--- DATASET RECORDS Enclosed Below ---

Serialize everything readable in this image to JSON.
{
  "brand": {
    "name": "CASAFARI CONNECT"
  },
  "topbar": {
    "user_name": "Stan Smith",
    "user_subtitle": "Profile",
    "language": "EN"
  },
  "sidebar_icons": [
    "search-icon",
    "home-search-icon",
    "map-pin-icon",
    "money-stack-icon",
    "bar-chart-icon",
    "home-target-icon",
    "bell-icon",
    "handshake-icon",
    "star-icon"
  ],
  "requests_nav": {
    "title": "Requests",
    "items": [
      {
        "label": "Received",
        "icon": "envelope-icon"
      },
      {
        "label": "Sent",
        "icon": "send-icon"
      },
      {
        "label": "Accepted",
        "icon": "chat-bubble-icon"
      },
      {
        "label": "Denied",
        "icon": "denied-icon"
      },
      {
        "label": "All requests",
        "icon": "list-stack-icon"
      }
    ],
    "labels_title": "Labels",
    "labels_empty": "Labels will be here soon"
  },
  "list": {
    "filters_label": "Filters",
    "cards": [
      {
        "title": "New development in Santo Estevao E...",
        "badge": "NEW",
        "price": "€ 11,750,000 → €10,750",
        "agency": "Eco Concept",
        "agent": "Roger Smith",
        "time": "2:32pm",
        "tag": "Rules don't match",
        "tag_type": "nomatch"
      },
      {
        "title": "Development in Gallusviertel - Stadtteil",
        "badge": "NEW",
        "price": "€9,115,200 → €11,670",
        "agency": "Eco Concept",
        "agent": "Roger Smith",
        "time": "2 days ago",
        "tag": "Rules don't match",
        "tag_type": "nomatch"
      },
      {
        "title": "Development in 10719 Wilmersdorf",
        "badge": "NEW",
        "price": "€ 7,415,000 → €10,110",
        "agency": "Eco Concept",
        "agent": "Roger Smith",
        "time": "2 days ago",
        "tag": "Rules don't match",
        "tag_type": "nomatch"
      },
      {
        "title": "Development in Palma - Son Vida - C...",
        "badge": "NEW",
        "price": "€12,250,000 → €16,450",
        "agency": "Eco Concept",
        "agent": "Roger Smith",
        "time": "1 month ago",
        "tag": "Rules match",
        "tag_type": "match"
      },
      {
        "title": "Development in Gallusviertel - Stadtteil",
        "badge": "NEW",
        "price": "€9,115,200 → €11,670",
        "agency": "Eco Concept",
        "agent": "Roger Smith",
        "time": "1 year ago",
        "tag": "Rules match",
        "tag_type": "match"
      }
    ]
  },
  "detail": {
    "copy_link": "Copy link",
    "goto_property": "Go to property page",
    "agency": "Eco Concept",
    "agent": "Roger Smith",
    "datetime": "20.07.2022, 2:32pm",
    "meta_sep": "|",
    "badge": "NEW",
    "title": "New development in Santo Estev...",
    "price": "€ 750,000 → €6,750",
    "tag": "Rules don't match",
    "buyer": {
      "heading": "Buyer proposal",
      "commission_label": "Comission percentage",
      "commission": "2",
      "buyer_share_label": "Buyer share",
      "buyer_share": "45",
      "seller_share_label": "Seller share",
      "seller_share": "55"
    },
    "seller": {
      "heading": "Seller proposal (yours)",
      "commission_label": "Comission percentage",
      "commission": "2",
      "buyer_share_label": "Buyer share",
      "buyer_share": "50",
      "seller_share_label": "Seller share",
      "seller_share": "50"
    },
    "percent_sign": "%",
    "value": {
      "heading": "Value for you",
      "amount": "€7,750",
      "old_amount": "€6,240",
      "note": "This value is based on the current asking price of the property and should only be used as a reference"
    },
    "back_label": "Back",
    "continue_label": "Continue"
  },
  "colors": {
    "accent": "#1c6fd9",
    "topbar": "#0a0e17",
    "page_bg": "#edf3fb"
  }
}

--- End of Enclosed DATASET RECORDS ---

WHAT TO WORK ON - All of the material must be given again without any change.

WRITTEN REPLY -
Serialize everything readable in this image to JSON.
{
  "brand": {
    "name": "CASAFARI CONNECT"
  },
  "topbar": {
    "user_name": "Stan Smith",
    "user_subtitle": "Profile",
    "language": "EN"
  },
  "sidebar_icons": [
    "search-icon",
    "home-search-icon",
    "map-pin-icon",
    "money-stack-icon",
    "bar-chart-icon",
    "home-target-icon",
    "bell-icon",
    "handshake-icon",
    "star-icon"
  ],
  "requests_nav": {
    "title": "Requests",
    "items": [
      {
        "label": "Received",
        "icon": "envelope-icon"
      },
      {
        "label": "Sent",
        "icon": "send-icon"
      },
      {
        "label": "Accepted",
        "icon": "chat-bubble-icon"
      },
      {
        "label": "Denied",
        "icon": "denied-icon"
      },
      {
        "label": "All requests",
        "icon": "list-stack-icon"
      }
    ],
    "labels_title": "Labels",
    "labels_empty": "Labels will be here soon"
  },
  "list": {
    "filters_label": "Filters",
    "cards": [
      {
        "title": "New development in Santo Estevao E...",
        "badge": "NEW",
        "price": "€ 11,750,000 → €10,750",
        "agency": "Eco Concept",
        "agent": "Roger Smith",
        "time": "2:32pm",
        "tag": "Rules don't match",
        "tag_type": "nomatch"
      },
      {
        "title": "Development in Gallusviertel - Stadtteil",
        "badge": "NEW",
        "price": "€9,115,200 → €11,670",
        "agency": "Eco Concept",
        "agent": "Roger Smith",
        "time": "2 days ago",
        "tag": "Rules don't match",
        "tag_type": "nomatch"
      },
      {
        "title": "Development in 10719 Wilmersdorf",
        "badge": "NEW",
        "price": "€ 7,415,000 → €10,110",
        "agency": "Eco Concept",
        "agent": "Roger Smith",
        "time": "2 days ago",
        "tag": "Rules don't match",
        "tag_type": "nomatch"
      },
      {
        "title": "Development in Palma - Son Vida - C...",
        "badge": "NEW",
        "price": "€12,250,000 → €16,450",
        "agency": "Eco Concept",
        "agent": "Roger Smith",
        "time": "1 month ago",
        "tag": "Rules match",
        "tag_type": "match"
      },
      {
        "title": "Development in Gallusviertel - Stadtteil",
        "badge": "NEW",
        "price": "€9,115,200 → €11,670",
        "agency": "Eco Concept",
        "agent": "Roger Smith",
        "time": "1 year ago",
        "tag": "Rules match",
        "tag_type": "match"
      }
    ]
  },
  "detail": {
    "copy_link": "Copy link",
    "goto_property": "Go to property page",
    "agency": "Eco Concept",
    "agent": "Roger Smith",
    "datetime": "20.07.2022, 2:32pm",
    "meta_sep": "|",
    "badge": "NEW",
    "title": "New development in Santo Estev...",
    "price": "€ 750,000 → €6,750",
    "tag": "Rules don't match",
    "buyer": {
      "heading": "Buyer proposal",
      "commission_label": "Comission percentage",
      "commission": "2",
      "buyer_share_label": "Buyer share",
      "buyer_share": "45",
      "seller_share_label": "Seller share",
      "seller_share": "55"
    },
    "seller": {
      "heading": "Seller proposal (yours)",
      "commission_label": "Comission percentage",
      "commission": "2",
      "buyer_share_label": "Buyer share",
      "buyer_share": "50",
      "seller_share_label": "Seller share",
      "seller_share": "50"
    },
    "percent_sign": "%",
    "value": {
      "heading": "Value for you",
      "amount": "€7,750",
      "old_amount": "€6,240",
      "note": "This value is based on the current asking price of the property and should only be used as a reference"
    },
    "back_label": "Back",
    "continue_label": "Continue"
  },
  "colors": {
    "accent": "#1c6fd9",
    "topbar": "#0a0e17",
    "page_bg": "#edf3fb"
  }
}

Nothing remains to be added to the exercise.